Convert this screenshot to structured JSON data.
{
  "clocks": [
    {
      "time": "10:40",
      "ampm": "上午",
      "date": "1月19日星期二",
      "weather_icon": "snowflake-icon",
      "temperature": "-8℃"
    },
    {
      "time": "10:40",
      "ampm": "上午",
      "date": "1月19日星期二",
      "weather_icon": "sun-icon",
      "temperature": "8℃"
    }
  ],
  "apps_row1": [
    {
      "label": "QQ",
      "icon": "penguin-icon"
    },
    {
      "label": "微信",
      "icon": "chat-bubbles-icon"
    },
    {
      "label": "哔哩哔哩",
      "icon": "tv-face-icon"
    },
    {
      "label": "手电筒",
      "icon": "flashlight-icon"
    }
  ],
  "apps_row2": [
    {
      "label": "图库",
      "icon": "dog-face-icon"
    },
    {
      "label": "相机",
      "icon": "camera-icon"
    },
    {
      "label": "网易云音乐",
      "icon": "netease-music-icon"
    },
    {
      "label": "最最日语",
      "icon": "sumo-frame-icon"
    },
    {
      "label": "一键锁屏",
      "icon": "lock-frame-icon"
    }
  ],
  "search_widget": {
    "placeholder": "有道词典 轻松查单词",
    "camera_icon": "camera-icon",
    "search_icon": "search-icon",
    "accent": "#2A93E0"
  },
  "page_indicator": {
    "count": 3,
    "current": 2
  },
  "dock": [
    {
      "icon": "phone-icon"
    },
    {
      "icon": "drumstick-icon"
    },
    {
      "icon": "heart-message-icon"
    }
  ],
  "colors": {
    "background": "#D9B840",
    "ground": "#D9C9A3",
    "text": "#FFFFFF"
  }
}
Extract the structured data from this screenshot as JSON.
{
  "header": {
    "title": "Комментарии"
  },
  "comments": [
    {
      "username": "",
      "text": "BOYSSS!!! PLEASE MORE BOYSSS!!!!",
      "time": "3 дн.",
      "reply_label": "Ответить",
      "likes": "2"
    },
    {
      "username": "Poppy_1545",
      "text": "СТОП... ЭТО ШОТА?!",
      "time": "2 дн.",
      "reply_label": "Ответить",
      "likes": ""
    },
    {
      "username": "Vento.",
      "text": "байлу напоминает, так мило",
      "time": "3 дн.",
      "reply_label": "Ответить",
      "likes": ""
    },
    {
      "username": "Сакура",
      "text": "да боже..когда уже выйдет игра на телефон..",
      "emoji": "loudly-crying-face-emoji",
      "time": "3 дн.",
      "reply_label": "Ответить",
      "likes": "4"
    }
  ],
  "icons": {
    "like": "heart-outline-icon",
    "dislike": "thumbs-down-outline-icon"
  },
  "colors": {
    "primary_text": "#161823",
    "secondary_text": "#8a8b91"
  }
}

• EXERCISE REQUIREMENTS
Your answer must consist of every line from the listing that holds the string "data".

• EXERCISE ANSWER
Convert this screenshot to structured JSON data.
Extract the structured data from this screenshot as JSON.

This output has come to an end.